## Your assignment:
Find every line in the records below that holds the word "JSON" and copy it.

## Data records for software interfaces:
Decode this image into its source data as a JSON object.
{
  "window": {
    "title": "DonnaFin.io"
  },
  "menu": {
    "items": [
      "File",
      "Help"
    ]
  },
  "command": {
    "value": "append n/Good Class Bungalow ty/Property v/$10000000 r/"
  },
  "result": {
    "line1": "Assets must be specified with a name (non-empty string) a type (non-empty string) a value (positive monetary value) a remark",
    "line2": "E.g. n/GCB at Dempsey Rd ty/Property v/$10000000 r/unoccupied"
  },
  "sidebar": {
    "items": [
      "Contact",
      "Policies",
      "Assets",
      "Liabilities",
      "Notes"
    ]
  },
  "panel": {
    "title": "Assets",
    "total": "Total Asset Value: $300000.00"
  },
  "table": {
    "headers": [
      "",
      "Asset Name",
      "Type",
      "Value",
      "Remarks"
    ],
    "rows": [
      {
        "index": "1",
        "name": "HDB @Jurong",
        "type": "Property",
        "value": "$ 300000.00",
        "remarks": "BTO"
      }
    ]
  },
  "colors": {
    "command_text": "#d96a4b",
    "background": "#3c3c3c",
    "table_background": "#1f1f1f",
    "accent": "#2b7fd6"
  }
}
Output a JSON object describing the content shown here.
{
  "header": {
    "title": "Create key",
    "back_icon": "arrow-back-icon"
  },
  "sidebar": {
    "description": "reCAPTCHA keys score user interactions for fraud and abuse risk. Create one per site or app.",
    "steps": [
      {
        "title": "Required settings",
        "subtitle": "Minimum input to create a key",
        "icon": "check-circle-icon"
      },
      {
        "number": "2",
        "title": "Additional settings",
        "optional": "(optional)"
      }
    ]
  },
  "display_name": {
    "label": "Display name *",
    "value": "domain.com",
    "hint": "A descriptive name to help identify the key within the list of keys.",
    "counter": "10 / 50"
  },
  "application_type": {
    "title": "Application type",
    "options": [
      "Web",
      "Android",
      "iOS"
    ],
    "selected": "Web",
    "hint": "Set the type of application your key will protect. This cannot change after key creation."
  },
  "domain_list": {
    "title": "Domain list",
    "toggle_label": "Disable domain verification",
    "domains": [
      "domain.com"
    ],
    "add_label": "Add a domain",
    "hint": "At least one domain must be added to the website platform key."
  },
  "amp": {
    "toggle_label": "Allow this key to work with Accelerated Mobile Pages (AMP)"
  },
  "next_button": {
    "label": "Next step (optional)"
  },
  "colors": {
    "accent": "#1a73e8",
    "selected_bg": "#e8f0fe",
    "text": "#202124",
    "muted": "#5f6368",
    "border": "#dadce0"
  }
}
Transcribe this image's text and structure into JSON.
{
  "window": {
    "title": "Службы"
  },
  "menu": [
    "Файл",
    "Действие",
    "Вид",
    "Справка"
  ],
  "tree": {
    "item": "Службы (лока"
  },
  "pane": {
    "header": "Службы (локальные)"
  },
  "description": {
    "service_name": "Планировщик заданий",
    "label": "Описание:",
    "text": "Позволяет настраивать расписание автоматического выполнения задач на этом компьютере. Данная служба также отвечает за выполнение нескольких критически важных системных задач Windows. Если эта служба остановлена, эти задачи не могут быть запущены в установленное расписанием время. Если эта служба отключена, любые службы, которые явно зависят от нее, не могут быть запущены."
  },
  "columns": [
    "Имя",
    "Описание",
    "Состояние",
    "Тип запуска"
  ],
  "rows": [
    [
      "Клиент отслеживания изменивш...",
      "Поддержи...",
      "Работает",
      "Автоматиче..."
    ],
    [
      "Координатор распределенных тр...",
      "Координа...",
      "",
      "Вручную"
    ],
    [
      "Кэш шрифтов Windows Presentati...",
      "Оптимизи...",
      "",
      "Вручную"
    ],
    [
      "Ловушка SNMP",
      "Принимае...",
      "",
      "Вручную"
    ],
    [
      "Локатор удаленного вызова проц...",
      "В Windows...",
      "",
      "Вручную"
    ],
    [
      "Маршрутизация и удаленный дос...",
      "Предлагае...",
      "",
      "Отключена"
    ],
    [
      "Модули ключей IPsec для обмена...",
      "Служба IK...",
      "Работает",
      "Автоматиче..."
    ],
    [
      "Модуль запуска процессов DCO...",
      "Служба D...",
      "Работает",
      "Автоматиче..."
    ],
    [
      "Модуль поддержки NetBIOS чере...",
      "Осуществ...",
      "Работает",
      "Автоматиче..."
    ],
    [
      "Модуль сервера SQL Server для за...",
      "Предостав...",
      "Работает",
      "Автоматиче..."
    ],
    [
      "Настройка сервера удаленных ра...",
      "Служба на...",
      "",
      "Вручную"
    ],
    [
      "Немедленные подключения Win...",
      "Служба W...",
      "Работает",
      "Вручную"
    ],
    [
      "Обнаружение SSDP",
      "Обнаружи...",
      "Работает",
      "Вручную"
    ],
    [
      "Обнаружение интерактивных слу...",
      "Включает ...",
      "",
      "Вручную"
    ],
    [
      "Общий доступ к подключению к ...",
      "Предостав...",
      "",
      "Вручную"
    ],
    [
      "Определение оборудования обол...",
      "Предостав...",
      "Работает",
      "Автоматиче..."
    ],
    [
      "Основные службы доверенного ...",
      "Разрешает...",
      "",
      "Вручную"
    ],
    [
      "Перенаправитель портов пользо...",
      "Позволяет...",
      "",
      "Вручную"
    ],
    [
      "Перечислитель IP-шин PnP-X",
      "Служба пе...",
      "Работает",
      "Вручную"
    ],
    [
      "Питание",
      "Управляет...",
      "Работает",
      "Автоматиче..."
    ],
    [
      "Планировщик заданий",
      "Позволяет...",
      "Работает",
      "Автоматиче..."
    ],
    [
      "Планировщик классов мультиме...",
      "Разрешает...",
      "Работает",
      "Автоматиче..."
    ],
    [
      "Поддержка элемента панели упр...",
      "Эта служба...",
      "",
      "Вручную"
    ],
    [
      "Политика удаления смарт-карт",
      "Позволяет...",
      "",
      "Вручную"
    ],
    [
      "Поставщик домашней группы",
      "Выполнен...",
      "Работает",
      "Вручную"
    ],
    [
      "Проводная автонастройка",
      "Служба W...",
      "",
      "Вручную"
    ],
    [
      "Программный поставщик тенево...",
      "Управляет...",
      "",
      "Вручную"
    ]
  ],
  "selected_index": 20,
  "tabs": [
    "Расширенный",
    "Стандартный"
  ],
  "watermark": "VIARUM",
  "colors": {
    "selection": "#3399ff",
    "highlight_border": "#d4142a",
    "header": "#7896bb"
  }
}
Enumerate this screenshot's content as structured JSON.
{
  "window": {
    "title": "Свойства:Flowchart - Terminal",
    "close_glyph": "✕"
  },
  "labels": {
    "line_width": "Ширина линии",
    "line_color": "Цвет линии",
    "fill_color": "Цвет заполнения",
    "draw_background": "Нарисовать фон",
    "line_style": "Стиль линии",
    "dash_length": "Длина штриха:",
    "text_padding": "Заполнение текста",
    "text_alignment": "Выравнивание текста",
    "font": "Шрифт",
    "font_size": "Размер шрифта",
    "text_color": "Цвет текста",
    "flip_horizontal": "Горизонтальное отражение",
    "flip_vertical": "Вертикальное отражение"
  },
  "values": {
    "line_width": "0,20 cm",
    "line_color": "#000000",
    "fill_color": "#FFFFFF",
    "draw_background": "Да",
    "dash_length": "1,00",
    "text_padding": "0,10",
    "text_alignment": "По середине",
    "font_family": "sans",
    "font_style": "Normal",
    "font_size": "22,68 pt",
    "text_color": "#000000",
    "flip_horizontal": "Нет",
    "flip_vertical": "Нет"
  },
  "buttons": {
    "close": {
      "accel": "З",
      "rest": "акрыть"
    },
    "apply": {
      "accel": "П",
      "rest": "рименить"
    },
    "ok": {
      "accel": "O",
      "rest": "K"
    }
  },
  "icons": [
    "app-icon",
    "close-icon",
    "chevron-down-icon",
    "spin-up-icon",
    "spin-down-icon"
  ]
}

## The completed task:
Decode this image into its source data as a JSON object.
Output a JSON object describing the content shown here.
Transcribe this image's text and structure into JSON.
Enumerate this screenshot's content as structured JSON.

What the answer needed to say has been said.